The V-parting tool is one of the most complex carving tools to sharpen. It takes patience and careful attention to keep the corners even while not dropping out the bottom of the V or creating a horn.

When sharpening a V-tool, it helps to think of it as three separate tools - a pair of flat chisels on the sides and little gouge at the bottom. Keeping this idea in mind can help simplify a process that can otherwise seem very complicated.

Start by jointing the tool on the India stone, taking special care to make sure that the edges and corners are all in the same plane. The visual reference created by jointing a flat onto the edge is even more important for this tool because it helps ensure that the two sides transition smoothly into the corner at the bottom of the V.

v-tool  v-tool

Next, grind each side until the jointed edge is almost gone, but be sure to keep a very narrow flat to serve as a visual reference when you’re grinding the keel and honing.

v-tool   v-tool

You’ll also need to grind the keel at the base of the V, to thin out the edge there and ensure that the cutting edge transitions smoothly from the sides into the corner.

v-tool  v-tool

To hone, start on the India stone by stoning away the hollow grind and further thinning the jointed edges.
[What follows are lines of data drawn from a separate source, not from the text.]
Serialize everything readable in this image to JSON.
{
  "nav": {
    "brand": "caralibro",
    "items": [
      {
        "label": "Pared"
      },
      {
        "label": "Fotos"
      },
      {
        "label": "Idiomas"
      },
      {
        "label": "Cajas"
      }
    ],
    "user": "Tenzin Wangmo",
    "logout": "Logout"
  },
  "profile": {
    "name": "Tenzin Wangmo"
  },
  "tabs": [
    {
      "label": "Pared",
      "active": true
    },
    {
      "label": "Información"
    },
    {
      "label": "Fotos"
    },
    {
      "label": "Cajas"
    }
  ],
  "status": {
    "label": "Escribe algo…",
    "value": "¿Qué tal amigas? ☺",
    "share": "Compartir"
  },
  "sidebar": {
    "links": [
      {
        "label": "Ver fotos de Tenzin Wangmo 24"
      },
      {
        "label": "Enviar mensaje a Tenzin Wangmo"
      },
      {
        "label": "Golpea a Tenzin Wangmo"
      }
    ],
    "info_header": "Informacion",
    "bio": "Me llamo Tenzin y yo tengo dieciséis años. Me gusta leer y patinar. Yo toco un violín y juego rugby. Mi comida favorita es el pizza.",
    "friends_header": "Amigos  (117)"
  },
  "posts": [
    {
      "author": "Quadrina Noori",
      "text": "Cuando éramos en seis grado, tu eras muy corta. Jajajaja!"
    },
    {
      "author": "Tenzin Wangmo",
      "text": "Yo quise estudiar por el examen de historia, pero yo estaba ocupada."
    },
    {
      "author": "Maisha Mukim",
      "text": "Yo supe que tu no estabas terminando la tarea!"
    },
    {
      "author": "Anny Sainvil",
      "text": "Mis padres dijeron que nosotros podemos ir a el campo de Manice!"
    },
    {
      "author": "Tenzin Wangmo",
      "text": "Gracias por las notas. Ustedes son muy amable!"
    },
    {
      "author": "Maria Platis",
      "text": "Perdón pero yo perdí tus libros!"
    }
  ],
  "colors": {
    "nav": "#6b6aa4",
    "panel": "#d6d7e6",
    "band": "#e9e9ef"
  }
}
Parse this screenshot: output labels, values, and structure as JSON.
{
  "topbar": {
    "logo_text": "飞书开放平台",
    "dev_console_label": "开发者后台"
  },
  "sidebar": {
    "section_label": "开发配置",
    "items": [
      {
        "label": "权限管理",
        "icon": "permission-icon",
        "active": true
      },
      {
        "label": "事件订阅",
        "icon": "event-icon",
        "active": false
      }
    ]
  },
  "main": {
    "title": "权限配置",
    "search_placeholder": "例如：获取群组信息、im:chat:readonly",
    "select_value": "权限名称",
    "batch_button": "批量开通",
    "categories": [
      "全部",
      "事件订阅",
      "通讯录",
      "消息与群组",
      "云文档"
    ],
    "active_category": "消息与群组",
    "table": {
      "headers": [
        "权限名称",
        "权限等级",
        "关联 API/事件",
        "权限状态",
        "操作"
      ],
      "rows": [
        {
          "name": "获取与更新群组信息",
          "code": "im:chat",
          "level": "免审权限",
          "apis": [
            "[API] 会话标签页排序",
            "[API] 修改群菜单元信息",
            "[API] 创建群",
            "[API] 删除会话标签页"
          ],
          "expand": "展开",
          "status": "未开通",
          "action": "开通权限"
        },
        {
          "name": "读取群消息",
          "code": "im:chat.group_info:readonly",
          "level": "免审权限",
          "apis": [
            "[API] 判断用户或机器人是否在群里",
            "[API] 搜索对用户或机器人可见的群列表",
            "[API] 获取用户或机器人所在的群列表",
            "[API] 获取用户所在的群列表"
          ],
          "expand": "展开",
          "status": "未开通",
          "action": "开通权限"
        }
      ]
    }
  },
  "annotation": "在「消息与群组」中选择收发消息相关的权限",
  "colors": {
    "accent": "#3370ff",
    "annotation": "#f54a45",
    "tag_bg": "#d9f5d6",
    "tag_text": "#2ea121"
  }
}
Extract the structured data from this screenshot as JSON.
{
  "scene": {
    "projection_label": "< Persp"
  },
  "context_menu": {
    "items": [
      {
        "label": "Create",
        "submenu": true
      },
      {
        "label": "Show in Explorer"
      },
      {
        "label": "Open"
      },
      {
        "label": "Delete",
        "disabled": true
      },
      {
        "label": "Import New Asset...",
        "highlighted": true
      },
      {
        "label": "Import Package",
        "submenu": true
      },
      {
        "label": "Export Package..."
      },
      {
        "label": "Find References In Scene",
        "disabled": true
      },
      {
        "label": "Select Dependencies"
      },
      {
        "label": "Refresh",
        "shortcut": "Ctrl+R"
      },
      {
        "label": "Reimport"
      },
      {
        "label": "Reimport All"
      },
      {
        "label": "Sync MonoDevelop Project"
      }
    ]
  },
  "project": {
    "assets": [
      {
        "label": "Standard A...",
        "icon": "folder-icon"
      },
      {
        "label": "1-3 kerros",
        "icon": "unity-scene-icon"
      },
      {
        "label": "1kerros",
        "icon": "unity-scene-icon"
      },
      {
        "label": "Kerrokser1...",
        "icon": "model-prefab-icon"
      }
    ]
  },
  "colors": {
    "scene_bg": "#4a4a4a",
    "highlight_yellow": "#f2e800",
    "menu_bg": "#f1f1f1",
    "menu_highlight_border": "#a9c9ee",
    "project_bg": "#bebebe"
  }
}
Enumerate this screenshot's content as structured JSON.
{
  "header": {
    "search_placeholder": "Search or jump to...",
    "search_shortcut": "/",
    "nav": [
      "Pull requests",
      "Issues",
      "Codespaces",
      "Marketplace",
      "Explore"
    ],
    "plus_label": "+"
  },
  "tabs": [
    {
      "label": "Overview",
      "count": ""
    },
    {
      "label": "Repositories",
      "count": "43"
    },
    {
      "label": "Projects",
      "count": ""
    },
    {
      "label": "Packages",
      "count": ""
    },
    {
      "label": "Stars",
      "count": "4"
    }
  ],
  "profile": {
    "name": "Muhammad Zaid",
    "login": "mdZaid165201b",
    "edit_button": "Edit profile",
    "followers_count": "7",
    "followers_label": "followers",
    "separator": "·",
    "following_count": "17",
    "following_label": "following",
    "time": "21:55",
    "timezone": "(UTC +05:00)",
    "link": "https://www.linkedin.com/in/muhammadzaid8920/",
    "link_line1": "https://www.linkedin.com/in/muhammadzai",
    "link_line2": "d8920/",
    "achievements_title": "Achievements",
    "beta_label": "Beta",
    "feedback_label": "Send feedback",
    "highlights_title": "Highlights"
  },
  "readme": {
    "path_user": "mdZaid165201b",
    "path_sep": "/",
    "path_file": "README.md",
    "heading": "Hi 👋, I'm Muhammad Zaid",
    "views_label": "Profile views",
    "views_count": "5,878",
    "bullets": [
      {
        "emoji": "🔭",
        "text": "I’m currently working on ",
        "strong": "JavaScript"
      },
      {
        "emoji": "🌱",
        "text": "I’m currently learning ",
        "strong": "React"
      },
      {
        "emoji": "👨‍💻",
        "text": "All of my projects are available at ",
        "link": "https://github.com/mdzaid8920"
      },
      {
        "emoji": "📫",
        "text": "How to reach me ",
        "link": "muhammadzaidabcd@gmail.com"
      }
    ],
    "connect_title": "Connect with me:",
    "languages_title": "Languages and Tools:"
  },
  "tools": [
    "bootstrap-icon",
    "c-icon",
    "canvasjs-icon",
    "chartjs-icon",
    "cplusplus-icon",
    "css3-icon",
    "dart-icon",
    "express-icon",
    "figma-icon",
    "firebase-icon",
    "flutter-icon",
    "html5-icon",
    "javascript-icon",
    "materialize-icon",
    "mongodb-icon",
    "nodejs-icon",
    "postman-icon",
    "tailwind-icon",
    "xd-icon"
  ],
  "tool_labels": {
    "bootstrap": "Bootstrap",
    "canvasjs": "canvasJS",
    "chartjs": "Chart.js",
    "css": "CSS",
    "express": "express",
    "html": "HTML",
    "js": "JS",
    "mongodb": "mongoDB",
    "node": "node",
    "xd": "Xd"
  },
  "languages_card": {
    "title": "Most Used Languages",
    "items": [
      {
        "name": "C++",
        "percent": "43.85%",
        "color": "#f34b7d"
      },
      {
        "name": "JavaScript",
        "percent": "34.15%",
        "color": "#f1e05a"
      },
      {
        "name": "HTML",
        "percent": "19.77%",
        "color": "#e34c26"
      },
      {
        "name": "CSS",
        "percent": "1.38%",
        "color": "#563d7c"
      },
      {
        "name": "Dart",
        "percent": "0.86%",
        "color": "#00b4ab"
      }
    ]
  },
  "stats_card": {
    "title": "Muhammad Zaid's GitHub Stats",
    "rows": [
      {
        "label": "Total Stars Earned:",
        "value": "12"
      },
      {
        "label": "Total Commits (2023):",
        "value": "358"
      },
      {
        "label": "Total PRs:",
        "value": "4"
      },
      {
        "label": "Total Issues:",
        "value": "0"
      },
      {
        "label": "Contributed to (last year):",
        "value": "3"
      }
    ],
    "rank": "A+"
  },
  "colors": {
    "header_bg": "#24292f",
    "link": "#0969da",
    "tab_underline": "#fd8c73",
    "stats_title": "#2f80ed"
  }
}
After working the two sides, you’ll need to hone the keel carefully, with a back and forth motion, watching the jointed edge at the transitions.

v-tool  v-tool
v-tool  v-tool

When you’re done, the edge of the keel should cleanly meet the edges of the two sides.
At this point, the cutting edge should be straight with no jointed edge and a burr raised inside the flute that you’ll need to remove with the slipstone.

v-tool

The slipstone may require slight modification to fit in the flute of the tool. This can be done with wet/ dry sandpaper or a diamond stone. Chase the wire edge to achieve sharpness, then polish and strop.

v-tool  v-tool

Your sharpened v-tool should smoothly plow grooves like these. Enjoy!

v-tool